By the time she’d yanked the cat off, throwing him roughly against the opposite wall so that he yelped in pain, and she’d crawled back to the pentagram, Jake was gone. The enchantment broken.

Amanda gazed at the empty pentagram for a long time, suddenly horrified, disgusted at what she had almost done.

She’d almost crossed the line. Almost. Thank God for Amadeus.

She curled up on the floor next to the fire and sobbed, the last of her anguish finally releasing itself. The cat limped over to her and licked the tears from her face. He didn’t seem to be angry with her any longer. Just worried.

“I’m so sorry I hurt you, Amadeus, so sorry.” She pulled him into her arms, and hugged him like a baby until he began to purr. “Forgive me?”

Of course.

“Thank you for that, Amadeus. You saved me from making the biggest mistake of my life.”

He was smart enough not to answer that one. She snuggled him, rocking on the floor.

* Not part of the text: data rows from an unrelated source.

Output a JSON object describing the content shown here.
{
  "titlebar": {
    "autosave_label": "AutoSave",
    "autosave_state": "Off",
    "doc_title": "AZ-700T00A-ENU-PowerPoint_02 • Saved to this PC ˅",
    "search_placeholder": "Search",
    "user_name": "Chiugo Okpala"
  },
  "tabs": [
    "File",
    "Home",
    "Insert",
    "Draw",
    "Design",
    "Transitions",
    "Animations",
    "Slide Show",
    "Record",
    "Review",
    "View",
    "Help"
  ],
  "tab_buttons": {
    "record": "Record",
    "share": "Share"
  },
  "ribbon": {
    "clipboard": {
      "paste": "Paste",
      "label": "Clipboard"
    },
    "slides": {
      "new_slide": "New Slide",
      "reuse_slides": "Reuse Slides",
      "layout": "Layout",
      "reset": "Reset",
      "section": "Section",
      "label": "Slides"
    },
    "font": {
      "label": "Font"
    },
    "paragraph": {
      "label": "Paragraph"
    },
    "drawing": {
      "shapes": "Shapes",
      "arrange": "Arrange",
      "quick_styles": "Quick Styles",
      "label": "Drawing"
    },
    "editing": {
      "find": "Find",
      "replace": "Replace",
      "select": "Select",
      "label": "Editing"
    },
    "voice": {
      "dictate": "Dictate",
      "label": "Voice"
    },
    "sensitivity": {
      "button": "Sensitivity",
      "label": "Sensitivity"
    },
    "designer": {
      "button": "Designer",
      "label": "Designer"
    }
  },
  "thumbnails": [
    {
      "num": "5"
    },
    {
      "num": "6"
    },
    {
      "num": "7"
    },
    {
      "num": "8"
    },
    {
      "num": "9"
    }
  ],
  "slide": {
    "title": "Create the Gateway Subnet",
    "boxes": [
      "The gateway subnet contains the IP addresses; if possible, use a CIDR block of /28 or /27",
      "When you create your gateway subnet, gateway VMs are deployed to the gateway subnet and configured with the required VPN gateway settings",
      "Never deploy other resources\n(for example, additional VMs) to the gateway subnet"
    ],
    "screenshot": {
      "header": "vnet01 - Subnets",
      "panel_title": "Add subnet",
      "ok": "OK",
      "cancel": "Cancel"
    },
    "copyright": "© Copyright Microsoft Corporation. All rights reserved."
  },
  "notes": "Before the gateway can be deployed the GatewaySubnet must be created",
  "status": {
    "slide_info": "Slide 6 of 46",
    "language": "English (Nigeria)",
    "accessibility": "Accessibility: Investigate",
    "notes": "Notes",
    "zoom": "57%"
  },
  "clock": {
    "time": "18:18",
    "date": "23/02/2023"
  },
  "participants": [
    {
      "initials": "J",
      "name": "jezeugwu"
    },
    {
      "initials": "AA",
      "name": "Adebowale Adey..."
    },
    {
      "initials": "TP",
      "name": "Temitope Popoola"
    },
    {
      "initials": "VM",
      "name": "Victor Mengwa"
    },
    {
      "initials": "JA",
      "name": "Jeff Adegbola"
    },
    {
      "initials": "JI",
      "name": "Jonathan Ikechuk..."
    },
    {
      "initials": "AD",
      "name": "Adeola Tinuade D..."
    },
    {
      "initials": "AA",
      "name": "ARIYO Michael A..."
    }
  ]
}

ENDS 24th May, 2012
eBook Copy of Witches

About the Author:

2012 EPIC EBOOK AWARDS NOMINEE for her romantic horror novel The Last Vampire-Revised Author’s Edition 

Since childhood I’ve always been an artist and worked as a graphic designer in the corporate world and for newspapers for twenty-three years before I quit to write full time. I began writing novels at 21, over forty years ago now, and have had fourteen (nine romantic horror, one historical romance, one romantic suspense, one romantic time travel and two murder mysteries) previous novels and eight short stories published from Zebra Books, Leisure Books, Avalon Books, The Wild Rose Press, Damnation Books and Eternal Press.

I’ve been married to Russell for thirty-three years; have a son, James, and two grandchildren, Joshua and Caitlyn, and I live in a small quaint town in Illinois called Columbia, which is right across the JB Bridge from St. Louis, Mo. We have two quirky cats, ghost cat Sasha and live cat Cleo, and the four of us live happily in an old house in the heart of town. Though I’ve been an artist, and a folk singer in my youth with my brother Jim, writing has always been my greatest passion, my butterfly stage, and I’ll probably write stories until the day I die.

Find the Author at:

My Space (To see all my book trailers with original music by my singer/songwriter brother JS Meyer)  | Goodreads | Facebook | Bebo | Authors Den | Jacket Flap | Shout Life | Romance Writer and Reader | Romance Book Junction

Saturday, May 5, 2012

Review: Vesper (Deviants #1) by Jeff Sampson

(Click image to go to the Goodreads Page)
Title: Vesper (Deviants #1)
Author: Jeff Sampson
Started: 29/04/12
Finished: 04/05/12
Genre: Young Adult: Paranormal
Publisher: Balzer + Bray
Format: Hardbound
Buy: Amazon | The Book Depository | Barnes & Noble

A compelling debut novel in which a teen girl must figure out who's causing a rash of murders in her small town--and what's causing her to turn into a monster. Ideal for fans of "Heroes" and "Buffy the Vampire Slayer."

Once again, I dove into a book without knowing its basic contents and I was thoroughly entertained! The book was a good Young Adult debut from Jeff Sampson. 

The book was written in Emily Webb's perspective. I didn't like how it was narrated when Nighttime Emily came into the story. Emily Webb is considered 'invisible' in her High School. She wears glasses and loves hiding her perfect body under a giant hoodie. She's average smart but sometimes lack common sense which was annoying especially coming from a girl like her. 

The main characters were weak and the secondary characters even weaker. Nobody particularly stood out and there wasn't much distinction between them besides the fact that Emily was the main character. 

The plot was present but it was very vague in the beginning especially when it came to what type of paranormal book this was. Lets just say its a mix of everything together with a contemporary twist.

Overall, Vesper was a good read and it definitely kept me entertained but there wasn't much of a bang. The strong element that makes you want to read the next book wasn't there. There was just that passive peak that just shows you a quarter of what the whole series is all about. Lets just say its just the beginning after reading 288 pages waiting for something to happen. Hopefully, the next book will be better.